it's been reported in literary papers or sections that an unofficial "twenty-year rule" applies to the Nobel Prize in Literature-- that is, every twenty years or so (unless it was every twenty-five years, and I'm misremembering), the Nobel Literature Prize committee "has" to award the prize to a Japanese writer. such would not be unvelieable. if I remember the WP entry on the NPL correctly, the first twenty years of the prize were entirely Sweden or Sweden-Norway specific, until the realization slowly dawned that the entire world was watching what was then the only true international prize, and a large cash bonus to boot. Japan is 10% of the world economy and possibly that percentage of major world literature in sales, and perhaps more importantly to the publishing world at large, it highly respects copyright and will even invest in projects requiring half of all royalties be sent abroad.
the first big postwar duel apparently erupted between YASUNARI KAWABATA (the master of elegiac, short little pieces capturing Japanese uniqueness and intricate social minueting) and his protégée YUKIO MISHIMA (who wrote longer, more ambitious plot-filled novels about grief and longing). literary scholars, after decades of scholarship on both, probabliy feel the Prize was mis-awarded-- MISHIMA, despite his vainglorious death, is more highly referenced and influential; more writers fifty years on list him as "influence," whereas Kawabata, while known to the entire community, is more the origami-expert of the intricate fold.
today of course the central Nobel story is HARUKI MURAKAMI vs. HARUKI MURAKAMI. as in, will the Nobel Prize award the medal to HM or will it fail to act in time. no other name is seriously floated in contention.
the 1980s battle is interesting on a different level. both KENZABURO OE (the eventual winner) and ENDO SHUSAKU are a bit less read today and considered a step down from the KAWABATA-MISHIMA showdown.

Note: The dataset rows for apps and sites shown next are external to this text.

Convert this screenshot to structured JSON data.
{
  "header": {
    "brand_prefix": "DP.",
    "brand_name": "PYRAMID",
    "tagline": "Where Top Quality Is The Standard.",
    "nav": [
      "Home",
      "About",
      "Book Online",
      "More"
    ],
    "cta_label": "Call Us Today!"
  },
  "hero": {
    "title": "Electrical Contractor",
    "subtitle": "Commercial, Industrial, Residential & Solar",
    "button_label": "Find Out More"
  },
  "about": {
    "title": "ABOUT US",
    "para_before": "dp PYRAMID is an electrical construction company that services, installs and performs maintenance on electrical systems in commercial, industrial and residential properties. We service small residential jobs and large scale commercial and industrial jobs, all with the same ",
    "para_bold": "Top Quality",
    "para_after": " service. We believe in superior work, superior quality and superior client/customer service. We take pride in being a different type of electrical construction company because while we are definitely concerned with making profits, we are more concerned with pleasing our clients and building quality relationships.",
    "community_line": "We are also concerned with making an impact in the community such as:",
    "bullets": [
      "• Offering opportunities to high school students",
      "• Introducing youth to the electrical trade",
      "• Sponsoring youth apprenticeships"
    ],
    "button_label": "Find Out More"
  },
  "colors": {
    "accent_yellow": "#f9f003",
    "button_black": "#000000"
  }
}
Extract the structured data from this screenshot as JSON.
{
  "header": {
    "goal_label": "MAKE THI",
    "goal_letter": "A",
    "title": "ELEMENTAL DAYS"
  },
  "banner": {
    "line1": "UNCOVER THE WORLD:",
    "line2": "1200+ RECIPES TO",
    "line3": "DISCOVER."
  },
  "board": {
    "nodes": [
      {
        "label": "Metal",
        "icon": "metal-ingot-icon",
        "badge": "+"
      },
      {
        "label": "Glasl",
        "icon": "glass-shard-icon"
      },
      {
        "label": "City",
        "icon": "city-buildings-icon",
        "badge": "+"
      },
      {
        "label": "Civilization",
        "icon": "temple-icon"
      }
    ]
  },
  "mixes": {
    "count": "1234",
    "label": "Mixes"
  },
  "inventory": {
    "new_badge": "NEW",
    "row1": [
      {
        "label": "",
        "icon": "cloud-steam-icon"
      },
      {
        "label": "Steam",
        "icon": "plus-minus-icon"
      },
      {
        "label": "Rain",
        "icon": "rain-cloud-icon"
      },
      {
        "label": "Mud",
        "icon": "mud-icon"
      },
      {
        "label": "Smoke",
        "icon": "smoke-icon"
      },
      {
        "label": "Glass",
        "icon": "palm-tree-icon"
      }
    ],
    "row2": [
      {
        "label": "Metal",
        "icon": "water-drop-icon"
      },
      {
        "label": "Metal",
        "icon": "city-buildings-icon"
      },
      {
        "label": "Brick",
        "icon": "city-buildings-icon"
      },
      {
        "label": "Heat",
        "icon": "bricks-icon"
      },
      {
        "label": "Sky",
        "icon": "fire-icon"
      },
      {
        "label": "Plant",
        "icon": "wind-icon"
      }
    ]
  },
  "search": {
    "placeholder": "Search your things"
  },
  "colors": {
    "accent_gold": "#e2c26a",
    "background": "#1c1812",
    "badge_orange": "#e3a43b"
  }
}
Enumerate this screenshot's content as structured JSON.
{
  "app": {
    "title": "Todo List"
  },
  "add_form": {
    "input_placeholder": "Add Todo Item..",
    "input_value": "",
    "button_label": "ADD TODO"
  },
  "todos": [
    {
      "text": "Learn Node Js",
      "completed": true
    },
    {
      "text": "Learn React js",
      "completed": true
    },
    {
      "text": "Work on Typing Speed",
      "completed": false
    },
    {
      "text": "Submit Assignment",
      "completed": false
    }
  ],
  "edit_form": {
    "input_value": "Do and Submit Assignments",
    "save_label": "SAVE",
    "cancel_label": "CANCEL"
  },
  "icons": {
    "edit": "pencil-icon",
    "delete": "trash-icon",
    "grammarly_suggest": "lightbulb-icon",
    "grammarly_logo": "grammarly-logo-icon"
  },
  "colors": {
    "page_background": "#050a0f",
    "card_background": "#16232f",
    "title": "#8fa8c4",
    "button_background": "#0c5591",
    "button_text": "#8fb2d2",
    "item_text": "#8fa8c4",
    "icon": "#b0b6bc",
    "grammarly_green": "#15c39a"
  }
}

OE represented secular sociality and ENDO heretical Christianity. but aside from this issue, there is the overall sense of aesthetics in each's work, and of course the philosophy.
this is a book about five Japanese pilgrims to the Ganges and the "case" of each, describing the spiritual concerns and life events that bring them all to India for a brief trip. it begins "on the airplane" and then explores the background and history of each.
endo's other work I've read although a 3/5 non-fiction/fiction piece (literary analysis and just literature), always inspires rounds of conversation in artistic dinners.
this work is more just a very solid 5/5 lit work